PROBLEM STATEMENT:
The answer must be every line from the entries below that contains "Production".

DATA SHOWN:
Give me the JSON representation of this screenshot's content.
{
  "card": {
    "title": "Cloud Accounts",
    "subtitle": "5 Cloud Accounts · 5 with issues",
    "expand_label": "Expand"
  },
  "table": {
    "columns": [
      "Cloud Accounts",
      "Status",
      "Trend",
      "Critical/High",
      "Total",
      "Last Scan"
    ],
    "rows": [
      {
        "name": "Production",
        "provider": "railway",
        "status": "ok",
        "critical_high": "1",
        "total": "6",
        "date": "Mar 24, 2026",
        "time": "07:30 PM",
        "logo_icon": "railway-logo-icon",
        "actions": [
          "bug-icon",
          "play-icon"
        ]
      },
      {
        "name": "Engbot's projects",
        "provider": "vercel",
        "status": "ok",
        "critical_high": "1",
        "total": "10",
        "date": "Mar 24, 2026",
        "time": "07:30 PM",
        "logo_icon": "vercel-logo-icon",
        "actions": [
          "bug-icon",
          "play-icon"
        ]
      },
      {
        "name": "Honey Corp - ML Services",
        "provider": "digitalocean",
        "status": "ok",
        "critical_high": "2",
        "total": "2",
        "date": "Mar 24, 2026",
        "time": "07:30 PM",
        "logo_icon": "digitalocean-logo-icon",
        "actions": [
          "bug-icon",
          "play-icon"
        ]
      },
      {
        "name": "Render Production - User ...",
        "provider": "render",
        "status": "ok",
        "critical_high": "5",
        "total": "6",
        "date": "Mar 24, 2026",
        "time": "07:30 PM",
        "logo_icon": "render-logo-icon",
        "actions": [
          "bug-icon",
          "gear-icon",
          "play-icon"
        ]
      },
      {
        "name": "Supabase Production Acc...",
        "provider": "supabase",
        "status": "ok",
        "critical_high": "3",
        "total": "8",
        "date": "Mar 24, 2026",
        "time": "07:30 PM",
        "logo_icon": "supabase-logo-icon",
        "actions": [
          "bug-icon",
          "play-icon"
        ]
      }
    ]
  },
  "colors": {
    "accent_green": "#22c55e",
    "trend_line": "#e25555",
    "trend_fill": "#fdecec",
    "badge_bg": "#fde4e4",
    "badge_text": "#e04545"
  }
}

SOLUTION TO THIS EXERCISE:
        "name": "Production",
        "name": "Render Production - User ...",
        "name": "Supabase Production Acc...",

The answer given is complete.